  • yowe

    It took all this time for the judge to find section 68 of the constitution??

  • mpengo

    It used to, especially when it came to local governance. They did it very well and very efficiently

    Post-inflationary, Gono-era behavior has brought forward a brood of corrupt, greedy criminals running and administering public office.

    Post-GNU era has also meant that, because of the political (for-us-OR-against-us) polarity, serpents have slithered in and do things under the cover of party loyalty.

    This breed of people is ignorant, ill-experienced, uneducated, unprofessional, believes in entitlement and have run down all forms of service delivery throughout Government (public or local).

    They have allowed the destruction of wet-lands, brought in nepotism and corruption in the handling of housing land, they flout tender & procurement procedures, they are law unto themselves,remain ignorant of processes and procedures, self-award huge(unjustified) salaries and always bring up politics to shield themselves from watchful eyes.

    They are the ruin of the party.

    These are their fruits which the common man will bear brunt of.

    • haiwawo

      We are elephants – the memory is long. Go further back and trace how the government would interfere in local government issues. Remember way back in 2000 when government, through the Minister of Local Government, fired elected urban councillors in Mutare, Chitungwiza, to name but some? The rot started way back and chaos has been allowed to rule with arbitrary appointments of corrupt party functionaries who were not accountable to the electorate but to their political masters. The unscrupulous took advantage of the situation. This is only an escalation of lawlessness that started way before GNU and inflation era politics.

  • Chigumbu

    The demolitions were unearthical and undemocratic

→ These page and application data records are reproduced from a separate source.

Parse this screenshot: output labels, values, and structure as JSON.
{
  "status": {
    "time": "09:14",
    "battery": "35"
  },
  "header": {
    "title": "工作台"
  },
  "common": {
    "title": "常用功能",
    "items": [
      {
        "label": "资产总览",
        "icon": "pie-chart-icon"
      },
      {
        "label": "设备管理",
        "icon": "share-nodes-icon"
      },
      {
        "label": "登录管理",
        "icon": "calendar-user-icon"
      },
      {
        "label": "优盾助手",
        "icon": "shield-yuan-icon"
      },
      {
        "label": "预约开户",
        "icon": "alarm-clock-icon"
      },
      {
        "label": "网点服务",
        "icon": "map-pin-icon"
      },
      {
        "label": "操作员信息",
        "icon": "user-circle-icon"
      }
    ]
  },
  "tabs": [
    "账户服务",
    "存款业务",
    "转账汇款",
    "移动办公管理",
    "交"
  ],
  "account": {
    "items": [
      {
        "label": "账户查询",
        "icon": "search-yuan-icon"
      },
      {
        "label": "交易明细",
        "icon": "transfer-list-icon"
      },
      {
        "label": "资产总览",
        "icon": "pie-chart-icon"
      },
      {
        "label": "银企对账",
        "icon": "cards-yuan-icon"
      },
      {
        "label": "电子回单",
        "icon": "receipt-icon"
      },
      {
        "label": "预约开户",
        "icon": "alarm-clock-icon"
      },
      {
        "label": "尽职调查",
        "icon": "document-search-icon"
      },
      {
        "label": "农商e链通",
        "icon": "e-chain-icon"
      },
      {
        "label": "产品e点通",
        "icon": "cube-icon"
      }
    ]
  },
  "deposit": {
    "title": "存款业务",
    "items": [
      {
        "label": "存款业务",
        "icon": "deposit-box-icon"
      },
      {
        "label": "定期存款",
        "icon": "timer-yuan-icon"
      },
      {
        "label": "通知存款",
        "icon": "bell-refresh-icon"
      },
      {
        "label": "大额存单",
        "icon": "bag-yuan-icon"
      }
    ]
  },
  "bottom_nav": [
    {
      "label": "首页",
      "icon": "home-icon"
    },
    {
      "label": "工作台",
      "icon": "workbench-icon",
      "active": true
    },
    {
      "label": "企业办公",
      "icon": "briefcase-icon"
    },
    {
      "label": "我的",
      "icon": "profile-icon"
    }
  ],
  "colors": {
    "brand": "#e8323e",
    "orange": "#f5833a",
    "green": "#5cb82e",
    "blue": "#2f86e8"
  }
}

  • ruzvidzo

    hanzi zvese izvi started when Gushungo expressed displeasure at the site of these developments. His ** then went on to the jugular. Even Gushungo akati vanhu vadye** vana Kasukuwere will make sure it happens kkk

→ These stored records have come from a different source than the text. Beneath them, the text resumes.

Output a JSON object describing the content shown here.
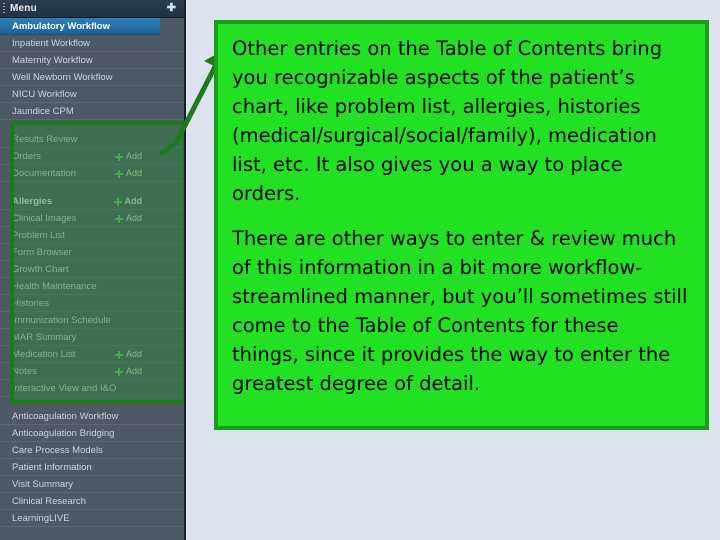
{
  "sidebar": {
    "header": {
      "title": "Menu",
      "pin_icon": "pin-icon",
      "grip_icon": "grip-handle-icon"
    },
    "items": [
      {
        "label": "Ambulatory Workflow",
        "selected": true,
        "add": false,
        "gap_before": false,
        "header_row": false
      },
      {
        "label": "Inpatient Workflow",
        "selected": false,
        "add": false,
        "gap_before": false,
        "header_row": false
      },
      {
        "label": "Maternity Workflow",
        "selected": false,
        "add": false,
        "gap_before": false,
        "header_row": false
      },
      {
        "label": "Well Newborn Workflow",
        "selected": false,
        "add": false,
        "gap_before": false,
        "header_row": false
      },
      {
        "label": "NICU Workflow",
        "selected": false,
        "add": false,
        "gap_before": false,
        "header_row": false
      },
      {
        "label": "Jaundice CPM",
        "selected": false,
        "add": false,
        "gap_before": false,
        "header_row": false
      },
      {
        "label": "Results Review",
        "selected": false,
        "add": false,
        "gap_before": true,
        "header_row": false
      },
      {
        "label": "Orders",
        "selected": false,
        "add": true,
        "gap_before": false,
        "header_row": false
      },
      {
        "label": "Documentation",
        "selected": false,
        "add": true,
        "gap_before": false,
        "header_row": false
      },
      {
        "label": "Allergies",
        "selected": false,
        "add": true,
        "gap_before": true,
        "header_row": true
      },
      {
        "label": "Clinical Images",
        "selected": false,
        "add": true,
        "gap_before": false,
        "header_row": false
      },
      {
        "label": "Problem List",
        "selected": false,
        "add": false,
        "gap_before": false,
        "header_row": false
      },
      {
        "label": "Form Browser",
        "selected": false,
        "add": false,
        "gap_before": false,
        "header_row": false
      },
      {
        "label": "Growth Chart",
        "selected": false,
        "add": false,
        "gap_before": false,
        "header_row": false
      },
      {
        "label": "Health Maintenance",
        "selected": false,
        "add": false,
        "gap_before": false,
        "header_row": false
      },
      {
        "label": "Histories",
        "selected": false,
        "add": false,
        "gap_before": false,
        "header_row": false
      },
      {
        "label": "Immunization Schedule",
        "selected": false,
        "add": false,
        "gap_before": false,
        "header_row": false
      },
      {
        "label": "MAR Summary",
        "selected": false,
        "add": false,
        "gap_before": false,
        "header_row": false
      },
      {
        "label": "Medication List",
        "selected": false,
        "add": true,
        "gap_before": false,
        "header_row": false
      },
      {
        "label": "Notes",
        "selected": false,
        "add": true,
        "gap_before": false,
        "header_row": false
      },
      {
        "label": "Interactive View and I&O",
        "selected": false,
        "add": false,
        "gap_before": false,
        "header_row": false
      },
      {
        "label": "Anticoagulation Workflow",
        "selected": false,
        "add": false,
        "gap_before": true,
        "header_row": false
      },
      {
        "label": "Anticoagulation Bridging",
        "selected": false,
        "add": false,
        "gap_before": false,
        "header_row": false
      },
      {
        "label": "Care Process Models",
        "selected": false,
        "add": false,
        "gap_before": false,
        "header_row": false
      },
      {
        "label": "Patient Information",
        "selected": false,
        "add": false,
        "gap_before": false,
        "header_row": false
      },
      {
        "label": "Visit Summary",
        "selected": false,
        "add": false,
        "gap_before": false,
        "header_row": false
      },
      {
        "label": "Clinical Research",
        "selected": false,
        "add": false,
        "gap_before": false,
        "header_row": false
      },
      {
        "label": "LearningLIVE",
        "selected": false,
        "add": false,
        "gap_before": false,
        "header_row": false
      }
    ],
    "add_label": "Add",
    "add_icon": "plus-icon"
  },
  "annotation": {
    "highlight_box": {
      "name": "menu-section-highlight",
      "color": "#1d7a1d"
    },
    "arrow": {
      "name": "green-arrow",
      "color": "#1d7a1d"
    },
    "callout": {
      "background_color": "#22e022",
      "border_color": "#17a017",
      "paragraphs": [
        "Other entries on the Table of Contents bring you recognizable aspects of the patient’s chart, like problem list, allergies, histories (medical/surgical/social/family), medication list, etc.  It also gives you a way to place orders.",
        "There are other ways to enter & review much of this information in a bit more workflow-streamlined manner, but you’ll sometimes still come to the Table of Contents for these things, since it provides the way to enter the greatest degree of detail."
      ]
    }
  }
}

    • Grace Jones

      expressing unhappiness does not mean people must be displaced. The president has to give a deliberate and specific order that it be done otherwise mangwana anoramba. I am sure he is distancing himself right now.What happened to written orders?

  • njube

    Nhayi va Lawyer pavaka vaka payivene court order here kana kuti vakavaka vachiburwa mari nema

  • Nyamasvisva

    Thought as much after listening to that Matemadanda fellow speak against demolitions. . I was surprised to hear him speak so boldly about it – where was he? When did he realize that demolitions were affecting the newly borns? he needed to be outsted first ??? What would have gotten him a better following – convening a meeting for war vets whose agenda is to stop demolitions or call for a meeting to garner support and in there mention demolitions as bad!!! We may see factions trying to outdo each other using people issues . Concern for individuals should be there always during the good and the bad. I heard those in the People first establishment want to or have apologized for their wrongs while they were in governance . Some war vet , on joining people first, said they need to confess their brutalities first if the masses are to accept them!!! And Matonga dissed president’s reading of wrong speech – you see you need to be out of favour to see otherwise when you are in the mix you just gotta be just as blind as those that can’t see.

  • bodo_kwete

    you have to look at the merits of a each case. Kwete kungomuka uinehasha and pulling everything down because you “feel” its illegal, dofo.

  • kisi blessing


  • Grace Jones

    unonyanya kuona iwe. kkkkk

  • Museyamwa

    Why giving this judgment now eeeh? Justice delayed is justice denied!

  • rukudzo

    Beautiful judge, beautiful judgement! ……..that is subjudice my brother.